----- Records supplied -----

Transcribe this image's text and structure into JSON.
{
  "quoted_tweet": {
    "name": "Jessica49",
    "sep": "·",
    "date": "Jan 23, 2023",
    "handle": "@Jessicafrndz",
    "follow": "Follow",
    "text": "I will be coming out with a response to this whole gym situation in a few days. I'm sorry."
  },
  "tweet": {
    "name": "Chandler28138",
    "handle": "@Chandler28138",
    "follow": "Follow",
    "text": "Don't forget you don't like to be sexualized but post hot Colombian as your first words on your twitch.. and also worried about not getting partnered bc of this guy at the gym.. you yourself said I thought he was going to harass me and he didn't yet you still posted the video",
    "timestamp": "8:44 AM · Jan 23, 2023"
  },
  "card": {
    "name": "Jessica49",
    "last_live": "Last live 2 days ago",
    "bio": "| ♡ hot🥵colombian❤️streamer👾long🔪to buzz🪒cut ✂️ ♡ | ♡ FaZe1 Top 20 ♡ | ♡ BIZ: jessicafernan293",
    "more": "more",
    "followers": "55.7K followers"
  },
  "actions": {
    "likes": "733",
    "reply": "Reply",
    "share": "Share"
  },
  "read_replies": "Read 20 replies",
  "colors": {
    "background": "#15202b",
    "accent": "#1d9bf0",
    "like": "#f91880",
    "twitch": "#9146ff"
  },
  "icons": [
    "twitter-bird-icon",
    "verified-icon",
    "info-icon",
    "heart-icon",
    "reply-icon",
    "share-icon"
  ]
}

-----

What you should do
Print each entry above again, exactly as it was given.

Output for this exercise
Transcribe this image's text and structure into JSON.
{
  "quoted_tweet": {
    "name": "Jessica49",
    "sep": "·",
    "date": "Jan 23, 2023",
    "handle": "@Jessicafrndz",
    "follow": "Follow",
    "text": "I will be coming out with a response to this whole gym situation in a few days. I'm sorry."
  },
  "tweet": {
    "name": "Chandler28138",
    "handle": "@Chandler28138",
    "follow": "Follow",
    "text": "Don't forget you don't like to be sexualized but post hot Colombian as your first words on your twitch.. and also worried about not getting partnered bc of this guy at the gym.. you yourself said I thought he was going to harass me and he didn't yet you still posted the video",
    "timestamp": "8:44 AM · Jan 23, 2023"
  },
  "card": {
    "name": "Jessica49",
    "last_live": "Last live 2 days ago",
    "bio": "| ♡ hot🥵colombian❤️streamer👾long🔪to buzz🪒cut ✂️ ♡ | ♡ FaZe1 Top 20 ♡ | ♡ BIZ: jessicafernan293",
    "more": "more",
    "followers": "55.7K followers"
  },
  "actions": {
    "likes": "733",
    "reply": "Reply",
    "share": "Share"
  },
  "read_replies": "Read 20 replies",
  "colors": {
    "background": "#15202b",
    "accent": "#1d9bf0",
    "like": "#f91880",
    "twitch": "#9146ff"
  },
  "icons": [
    "twitter-bird-icon",
    "verified-icon",
    "info-icon",
    "heart-icon",
    "reply-icon",
    "share-icon"
  ]
}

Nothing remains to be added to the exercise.